The company unloads its second Kapalua track for $24.1 million to address debt issues
POSTED: 1:30 a.m. HST, Sep 23, 2010
Maui Land & Pineapple Co. Inc. will sell its second golf course in two years, in an effort to provide the financially struggling company with cash to pay down debt.
The company, which owns Kapalua Resort, announced a deal yesterday to sell its Kapalua Bay Golf Course for $24.1 million.
Under the agreement, Maui Land will continue to operate the course through March 31 under a lease.
The buyer is TY Management Corp., a company formed by Tadashi Yanai, chairman and chief executive of Tokyo-based Fast Retailing Co. Ltd., which operates more than 760 apparel stores under the UNIQLO name mostly in Japan.
TY Management already owns Kapalua Resort's other golf course, The Plantation Course, which it bought last year from Maui Land for $50 million in a similar purchase/lease-back deal.
The Bay Course sale is expected to close by the end of this month.
The transaction will help Maui Land address severe liquidity problems that stem from downturns in the real estate and tourism industries as well as trouble in the company's former core business, pineapple production.
Maui Land suffered a net loss of $123 million last year, following a $79 million loss in 2008. In the first half of this year, the company lost $7.3 million.
In a quarterly financial report released last month, Maui Land said it is highly dependent on selling real estate assets to refinance debt.
The company said its liabilities exceeded assets by $68.5 million as of June 30. The company also said it is under pressure to repay or restructure significant debt by March, and that there is "substantial doubt about the company's ability to continue as a going concern."
As of June 30, Maui Land's outstanding debt was $100.2 million.
However, last month the company paid that down by $40 million, following a stock sale completed July 29.
Ryan Churchill, Maui Land president and chief operating officer, said proceeds from the stock sale and the Bay Course will significantly ease the company's debt load.

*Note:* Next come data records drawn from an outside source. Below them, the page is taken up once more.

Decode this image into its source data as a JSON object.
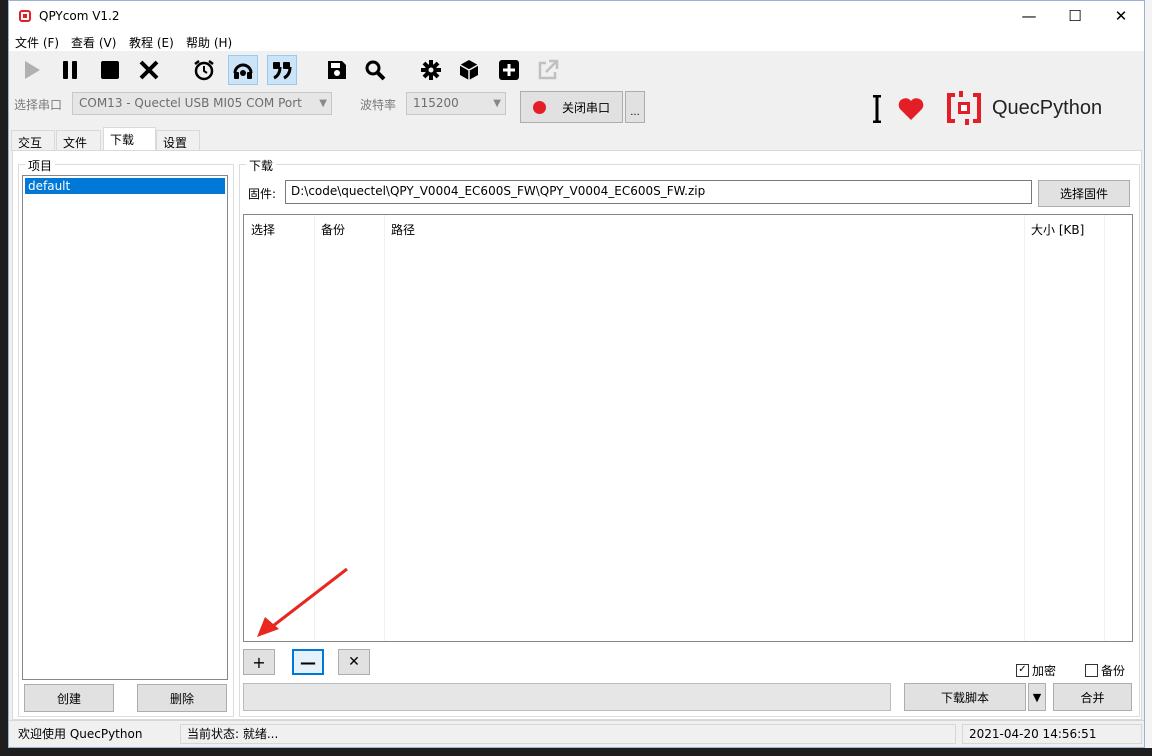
{
  "window": {
    "title": "QPYcom V1.2",
    "minimize": "—",
    "maximize": "☐",
    "close": "✕"
  },
  "menu": [
    "文件 (F)",
    "查看 (V)",
    "教程 (E)",
    "帮助 (H)"
  ],
  "toolbar": {
    "icons": [
      "play-icon",
      "pause-icon",
      "stop-icon",
      "close-icon",
      "alarm-clock-icon",
      "headset-icon",
      "quote-icon",
      "save-icon",
      "search-icon",
      "settings-icon",
      "cube-icon",
      "add-icon",
      "external-link-icon"
    ]
  },
  "port": {
    "label": "选择串口",
    "value": "COM13 - Quectel USB MI05 COM Port",
    "baud_label": "波特率",
    "baud_value": "115200",
    "toggle_label": "关闭串口",
    "more_label": "..."
  },
  "brand": {
    "name": "QuecPython",
    "accent": "#e41e26"
  },
  "tabs": [
    {
      "label": "交互",
      "selected": false
    },
    {
      "label": "文件",
      "selected": false
    },
    {
      "label": "下载",
      "selected": true
    },
    {
      "label": "设置",
      "selected": false
    }
  ],
  "project": {
    "group_title": "项目",
    "items": [
      "default"
    ],
    "create_label": "创建",
    "delete_label": "删除"
  },
  "download": {
    "group_title": "下载",
    "firmware_label": "固件:",
    "firmware_path": "D:\\code\\quectel\\QPY_V0004_EC600S_FW\\QPY_V0004_EC600S_FW.zip",
    "select_firmware_label": "选择固件",
    "columns": [
      "选择",
      "备份",
      "路径",
      "大小 [KB]"
    ],
    "add_label": "+",
    "remove_label": "—",
    "clear_label": "✕",
    "encrypt_label": "加密",
    "encrypt_checked": true,
    "backup_label": "备份",
    "backup_checked": false,
    "download_script_label": "下载脚本",
    "dropdown_arrow": "▼",
    "merge_label": "合并"
  },
  "status": {
    "welcome": "欢迎使用 QuecPython",
    "state": "当前状态: 就绪...",
    "datetime": "2021-04-20 14:56:51"
  }
}
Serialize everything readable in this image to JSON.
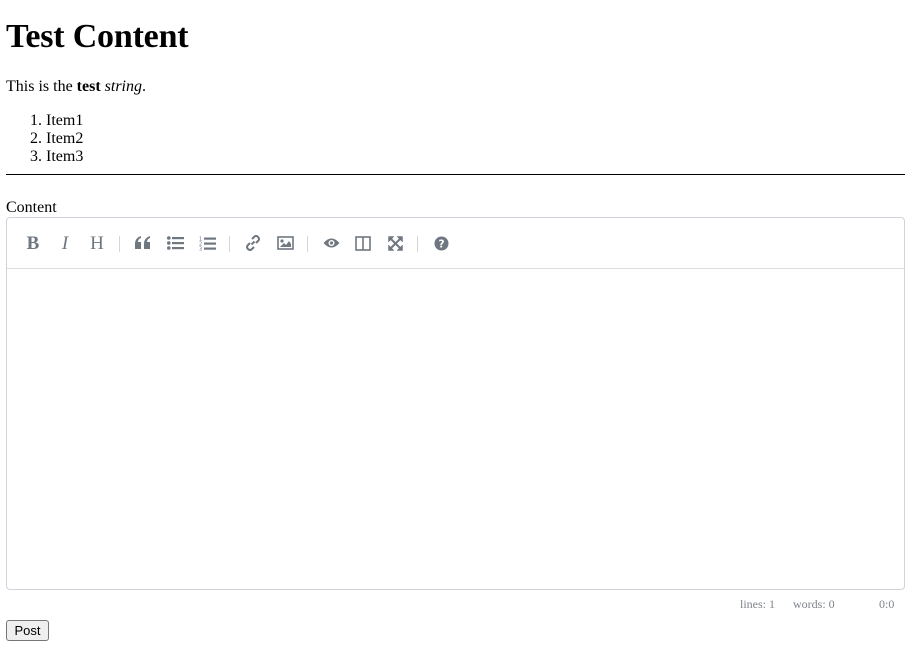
{
  "page": {
    "title": "Test Content",
    "intro": {
      "prefix": "This is the ",
      "bold": "test",
      "space": " ",
      "italic": "string",
      "suffix": "."
    },
    "list_items": [
      "Item1",
      "Item2",
      "Item3"
    ]
  },
  "editor": {
    "label": "Content",
    "toolbar": [
      {
        "name": "bold-button",
        "icon": "bold-icon"
      },
      {
        "name": "italic-button",
        "icon": "italic-icon"
      },
      {
        "name": "heading-button",
        "icon": "heading-icon"
      },
      {
        "name": "quote-button",
        "icon": "quote-icon"
      },
      {
        "name": "unordered-list-button",
        "icon": "unordered-list-icon"
      },
      {
        "name": "ordered-list-button",
        "icon": "ordered-list-icon"
      },
      {
        "name": "link-button",
        "icon": "link-icon"
      },
      {
        "name": "image-button",
        "icon": "image-icon"
      },
      {
        "name": "preview-button",
        "icon": "eye-icon"
      },
      {
        "name": "side-by-side-button",
        "icon": "columns-icon"
      },
      {
        "name": "fullscreen-button",
        "icon": "fullscreen-icon"
      },
      {
        "name": "guide-button",
        "icon": "question-icon"
      }
    ],
    "status": {
      "lines": "lines: 1",
      "words": "words: 0",
      "cursor": "0:0"
    }
  },
  "form": {
    "submit_label": "Post"
  }
}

"That puts us in a great position," he said.
Churchill said Maui Land still needs to restructure remaining debt maturing in March, and continues to pursue the sale of a 20-acre industrial site in Kahului and some land in Upcountry.
Besides the two golf course sales, Maui Land earlier this year sold a 128-acre plot of land and a 2-acre parcel that included the company's former administrative office building for about $3.3 million.
Maui Land's core asset is Kapalua Resort, which occupies a 1,650-acre portion of 21,800 mostly undeveloped acres owned by the company in West Maui.
The resort includes a Ritz-Carlton hotel, the time share and condominium complex Ritz-Carlton Club and Residences, a spa, the two golf courses, a tennis complex, several restaurants and eight residential subdivisions with more than 800 homes.
The Bay Course opened in 1975, and was designed by Arnold Palmer and Francis Duane. The course is older, shorter and less expensive to play than the Plantation Course.
The Bay Course has hosted many high-profile tournaments, including the Lincoln-Mercury Kapalua International and the 2008 LPGA Kapalua Classic.
Maui Land said it improved the greens, tee areas and irrigation on the Bay Course over the last two years. But no LPGA event was held there last year due to financial issues.
Maui Land subsidiary Kapalua Land Co. has a five-year contract with the LPGA to sponsor an annual golf tournament at Kapalua, but canceled the October 2009 event because it couldn't defray costs with a title sponsor. The move led to a contract dispute that resulted in Maui Land paying the LPGA $700,000 in March as a partial settlement, half of which could be used to help pay for a future tournament. No LPGA competition in Kapalua will be held this year. Discussions are ongoing for an event next year.